Ropa’s current three-axle Tiger 4 beet harvester, already a pretty big and sophisticated piece of equipment, has been replaced by the Tiger 5.
Its automatic roll-stabilising and slope-compensation systems have already been used in the company’s smaller Panther model, but the new model now gets a hydraulic chassis suspension on the rear axles.
The Tiger 5 also gets an oscillating front axle that works in conjunction with two hydraulically supported rear axles. Compared with the previous chassis on its three-axle beet harvesters, where the central axle is fixed to the frame, this is said to reduce the sway of machine by one-third.
Linking the hydraulic stabilisation cylinders on the front and rear axles and on each side means changes in ground contours now have less of an effect on the machine, says the company.
There’s also less chassis swing and row and depth control are both improved as the frame is kept steady by the three axles, allowing the load to be spread equally.
An automatic levelling system using six hydraulic cylinders and sensors stays level, even on slopes up to 10%. The company claims that, even in extreme situations, the Tiger remains stable where other harvesters might tip over.
Bigger 800/70 R38 Michelin Ultraflex tyres on the front axle and 1050/50 R32 MegaXBib tyres on the rear axles give good soil protection, says the company, even with a fully loaded 30t bunker.
A 15.6-litre Mercedes engine provides 626hp and puts it through a stepless CVT traction drive developed by Ropa, Omsi and Bosch-Rexroth.
This involves three hydraulic motors located between the engine compartment and the third axle and allows the machine to travel at 40kph on the road without changing gear
Maximum speed is electronically restricted to 18kph in the field but on the road it can shift seamlessly from 0 to 40kph.
Switching from road mode to field mode is done automatically at the touch of a button, with the unloading conveyor, 1m-wide ring elevator, bunker auger and other elements all folding simultaneously.
A sensor-controlled monitoring system stops collisions, says the company, and the entire folding process apparently happens 50% faster than on the previous model.

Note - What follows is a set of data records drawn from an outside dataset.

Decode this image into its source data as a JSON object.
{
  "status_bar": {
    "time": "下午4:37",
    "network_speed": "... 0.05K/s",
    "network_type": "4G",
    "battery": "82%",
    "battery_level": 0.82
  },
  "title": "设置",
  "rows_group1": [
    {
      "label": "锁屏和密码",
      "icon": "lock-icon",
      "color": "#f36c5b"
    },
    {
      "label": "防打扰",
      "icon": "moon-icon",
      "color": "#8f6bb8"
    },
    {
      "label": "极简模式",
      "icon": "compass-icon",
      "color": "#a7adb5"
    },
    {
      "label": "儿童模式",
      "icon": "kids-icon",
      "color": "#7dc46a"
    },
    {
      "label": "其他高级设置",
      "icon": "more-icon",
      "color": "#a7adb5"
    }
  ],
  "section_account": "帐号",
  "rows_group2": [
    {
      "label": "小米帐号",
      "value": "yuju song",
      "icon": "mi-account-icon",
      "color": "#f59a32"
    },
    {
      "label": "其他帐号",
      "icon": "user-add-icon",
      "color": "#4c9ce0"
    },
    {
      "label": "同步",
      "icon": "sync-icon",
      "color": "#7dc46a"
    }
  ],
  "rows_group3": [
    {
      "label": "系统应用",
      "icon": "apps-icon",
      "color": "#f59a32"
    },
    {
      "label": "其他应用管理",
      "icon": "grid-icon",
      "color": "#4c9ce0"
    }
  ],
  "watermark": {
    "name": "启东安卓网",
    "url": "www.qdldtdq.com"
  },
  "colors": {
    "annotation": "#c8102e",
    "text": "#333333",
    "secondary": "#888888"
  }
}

An extra-long unloading elevator also gives quick bunker unloading and the extra-long unloading conveyor can be raised higher thanks to the new tyres.
The massive 43cu m bunker on the Tiger swallows 30t of beet at a time. A 2m wide discharge conveyor means 10m-wide clamps can be made and unloading time is now down to 50sec with a full bunker.
Auto bunker filling, meanwhile, is controlled by two ultrasonic sensors that measure how much beet is on board.
A new cab mounted on hydraulic bushes gives a good view of the proceedings and includes a 12.1in touchscreen and there’s a heated seat to keep things comfortable.
The Tiger 5 is available from 2015 with the improved PR2h lifting unit in six, eight or nine rows and different row widths.
Norfolk-based Ropa importer CTM Harpley brought in the first Tiger in 2002. It sells about 20 Tigers and Panthers in an average year and reckons that anyone with more than 800-1,000ha of beet to harvest could justify the new Tiger 5 rather than the smaller Panther.
It depends on how the operator works, it says. The Panther gives controlled lifting, but will generally always work with a trailer, whereas the Tiger offers more flexibility for opening out a field on its own and working alone to build a clamp on the headland.
Price has not been revealed yet.